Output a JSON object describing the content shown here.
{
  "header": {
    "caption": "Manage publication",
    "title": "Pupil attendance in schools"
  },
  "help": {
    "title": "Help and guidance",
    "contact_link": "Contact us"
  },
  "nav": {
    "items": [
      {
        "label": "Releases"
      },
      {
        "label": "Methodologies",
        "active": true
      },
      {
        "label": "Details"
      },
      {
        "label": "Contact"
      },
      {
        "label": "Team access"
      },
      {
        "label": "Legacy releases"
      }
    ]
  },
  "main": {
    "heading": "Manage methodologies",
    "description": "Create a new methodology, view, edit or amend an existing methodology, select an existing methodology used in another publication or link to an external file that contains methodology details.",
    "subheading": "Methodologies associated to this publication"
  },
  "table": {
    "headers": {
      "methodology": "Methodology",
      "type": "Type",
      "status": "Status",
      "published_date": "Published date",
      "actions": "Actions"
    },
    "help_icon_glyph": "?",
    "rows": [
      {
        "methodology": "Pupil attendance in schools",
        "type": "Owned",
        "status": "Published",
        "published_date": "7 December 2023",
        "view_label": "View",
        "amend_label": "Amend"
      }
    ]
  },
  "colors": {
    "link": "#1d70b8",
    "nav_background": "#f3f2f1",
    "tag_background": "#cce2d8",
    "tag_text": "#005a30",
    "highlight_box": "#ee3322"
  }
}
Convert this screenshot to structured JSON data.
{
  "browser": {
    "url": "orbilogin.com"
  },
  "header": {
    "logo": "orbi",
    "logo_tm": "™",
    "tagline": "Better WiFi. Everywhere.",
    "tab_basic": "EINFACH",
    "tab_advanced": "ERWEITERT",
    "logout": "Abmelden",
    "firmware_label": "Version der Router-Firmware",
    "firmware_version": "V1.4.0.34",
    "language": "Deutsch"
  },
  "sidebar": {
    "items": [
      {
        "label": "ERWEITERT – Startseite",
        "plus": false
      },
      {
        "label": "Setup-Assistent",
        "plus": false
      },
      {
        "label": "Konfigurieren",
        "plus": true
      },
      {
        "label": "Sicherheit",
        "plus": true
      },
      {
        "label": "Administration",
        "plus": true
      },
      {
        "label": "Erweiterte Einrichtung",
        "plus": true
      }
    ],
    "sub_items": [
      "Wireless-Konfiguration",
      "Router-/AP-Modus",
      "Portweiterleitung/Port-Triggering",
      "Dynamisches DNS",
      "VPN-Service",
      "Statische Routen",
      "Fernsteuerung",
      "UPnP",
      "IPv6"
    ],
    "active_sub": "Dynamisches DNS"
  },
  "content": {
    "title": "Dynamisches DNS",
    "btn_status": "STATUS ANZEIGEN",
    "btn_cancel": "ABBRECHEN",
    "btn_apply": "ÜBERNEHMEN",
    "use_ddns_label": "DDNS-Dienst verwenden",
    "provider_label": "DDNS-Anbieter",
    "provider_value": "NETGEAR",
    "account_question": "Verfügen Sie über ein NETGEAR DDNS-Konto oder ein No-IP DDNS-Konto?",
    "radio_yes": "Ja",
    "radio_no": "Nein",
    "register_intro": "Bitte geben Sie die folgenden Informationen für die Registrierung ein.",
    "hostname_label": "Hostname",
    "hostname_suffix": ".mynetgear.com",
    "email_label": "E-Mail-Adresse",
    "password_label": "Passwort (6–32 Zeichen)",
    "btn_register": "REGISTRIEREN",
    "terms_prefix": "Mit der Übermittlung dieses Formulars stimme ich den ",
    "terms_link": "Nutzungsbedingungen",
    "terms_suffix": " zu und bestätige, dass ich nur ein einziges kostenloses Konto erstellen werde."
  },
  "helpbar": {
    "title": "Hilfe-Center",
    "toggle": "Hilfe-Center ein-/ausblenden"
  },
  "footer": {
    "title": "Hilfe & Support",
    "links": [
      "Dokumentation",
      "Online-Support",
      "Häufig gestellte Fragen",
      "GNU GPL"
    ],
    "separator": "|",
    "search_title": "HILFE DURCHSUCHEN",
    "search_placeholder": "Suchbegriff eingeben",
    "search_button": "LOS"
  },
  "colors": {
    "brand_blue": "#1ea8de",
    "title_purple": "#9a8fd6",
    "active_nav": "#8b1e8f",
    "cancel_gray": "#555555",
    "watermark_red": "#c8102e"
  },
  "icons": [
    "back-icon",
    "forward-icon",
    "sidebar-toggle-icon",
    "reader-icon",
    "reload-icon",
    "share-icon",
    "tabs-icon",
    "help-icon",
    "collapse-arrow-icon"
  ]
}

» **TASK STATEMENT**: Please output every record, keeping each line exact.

» **TASK RESULT**:
Output a JSON object describing the content shown here.
{
  "header": {
    "caption": "Manage publication",
    "title": "Pupil attendance in schools"
  },
  "help": {
    "title": "Help and guidance",
    "contact_link": "Contact us"
  },
  "nav": {
    "items": [
      {
        "label": "Releases"
      },
      {
        "label": "Methodologies",
        "active": true
      },
      {
        "label": "Details"
      },
      {
        "label": "Contact"
      },
      {
        "label": "Team access"
      },
      {
        "label": "Legacy releases"
      }
    ]
  },
  "main": {
    "heading": "Manage methodologies",
    "description": "Create a new methodology, view, edit or amend an existing methodology, select an existing methodology used in another publication or link to an external file that contains methodology details.",
    "subheading": "Methodologies associated to this publication"
  },
  "table": {
    "headers": {
      "methodology": "Methodology",
      "type": "Type",
      "status": "Status",
      "published_date": "Published date",
      "actions": "Actions"
    },
    "help_icon_glyph": "?",
    "rows": [
      {
        "methodology": "Pupil attendance in schools",
        "type": "Owned",
        "status": "Published",
        "published_date": "7 December 2023",
        "view_label": "View",
        "amend_label": "Amend"
      }
    ]
  },
  "colors": {
    "link": "#1d70b8",
    "nav_background": "#f3f2f1",
    "tag_background": "#cce2d8",
    "tag_text": "#005a30",
    "highlight_box": "#ee3322"
  }
}
Convert this screenshot to structured JSON data.
{
  "browser": {
    "url": "orbilogin.com"
  },
  "header": {
    "logo": "orbi",
    "logo_tm": "™",
    "tagline": "Better WiFi. Everywhere.",
    "tab_basic": "EINFACH",
    "tab_advanced": "ERWEITERT",
    "logout": "Abmelden",
    "firmware_label": "Version der Router-Firmware",
    "firmware_version": "V1.4.0.34",
    "language": "Deutsch"
  },
  "sidebar": {
    "items": [
      {
        "label": "ERWEITERT – Startseite",
        "plus": false
      },
      {
        "label": "Setup-Assistent",
        "plus": false
      },
      {
        "label": "Konfigurieren",
        "plus": true
      },
      {
        "label": "Sicherheit",
        "plus": true
      },
      {
        "label": "Administration",
        "plus": true
      },
      {
        "label": "Erweiterte Einrichtung",
        "plus": true
      }
    ],
    "sub_items": [
      "Wireless-Konfiguration",
      "Router-/AP-Modus",
      "Portweiterleitung/Port-Triggering",
      "Dynamisches DNS",
      "VPN-Service",
      "Statische Routen",
      "Fernsteuerung",
      "UPnP",
      "IPv6"
    ],
    "active_sub": "Dynamisches DNS"
  },
  "content": {
    "title": "Dynamisches DNS",
    "btn_status": "STATUS ANZEIGEN",
    "btn_cancel": "ABBRECHEN",
    "btn_apply": "ÜBERNEHMEN",
    "use_ddns_label": "DDNS-Dienst verwenden",
    "provider_label": "DDNS-Anbieter",
    "provider_value": "NETGEAR",
    "account_question": "Verfügen Sie über ein NETGEAR DDNS-Konto oder ein No-IP DDNS-Konto?",
    "radio_yes": "Ja",
    "radio_no": "Nein",
    "register_intro": "Bitte geben Sie die folgenden Informationen für die Registrierung ein.",
    "hostname_label": "Hostname",
    "hostname_suffix": ".mynetgear.com",
    "email_label": "E-Mail-Adresse",
    "password_label": "Passwort (6–32 Zeichen)",
    "btn_register": "REGISTRIEREN",
    "terms_prefix": "Mit der Übermittlung dieses Formulars stimme ich den ",
    "terms_link": "Nutzungsbedingungen",
    "terms_suffix": " zu und bestätige, dass ich nur ein einziges kostenloses Konto erstellen werde."
  },
  "helpbar": {
    "title": "Hilfe-Center",
    "toggle": "Hilfe-Center ein-/ausblenden"
  },
  "footer": {
    "title": "Hilfe & Support",
    "links": [
      "Dokumentation",
      "Online-Support",
      "Häufig gestellte Fragen",
      "GNU GPL"
    ],
    "separator": "|",
    "search_title": "HILFE DURCHSUCHEN",
    "search_placeholder": "Suchbegriff eingeben",
    "search_button": "LOS"
  },
  "colors": {
    "brand_blue": "#1ea8de",
    "title_purple": "#9a8fd6",
    "active_nav": "#8b1e8f",
    "cancel_gray": "#555555",
    "watermark_red": "#c8102e"
  },
  "icons": [
    "back-icon",
    "forward-icon",
    "sidebar-toggle-icon",
    "reader-icon",
    "reload-icon",
    "share-icon",
    "tabs-icon",
    "help-icon",
    "collapse-arrow-icon"
  ]
}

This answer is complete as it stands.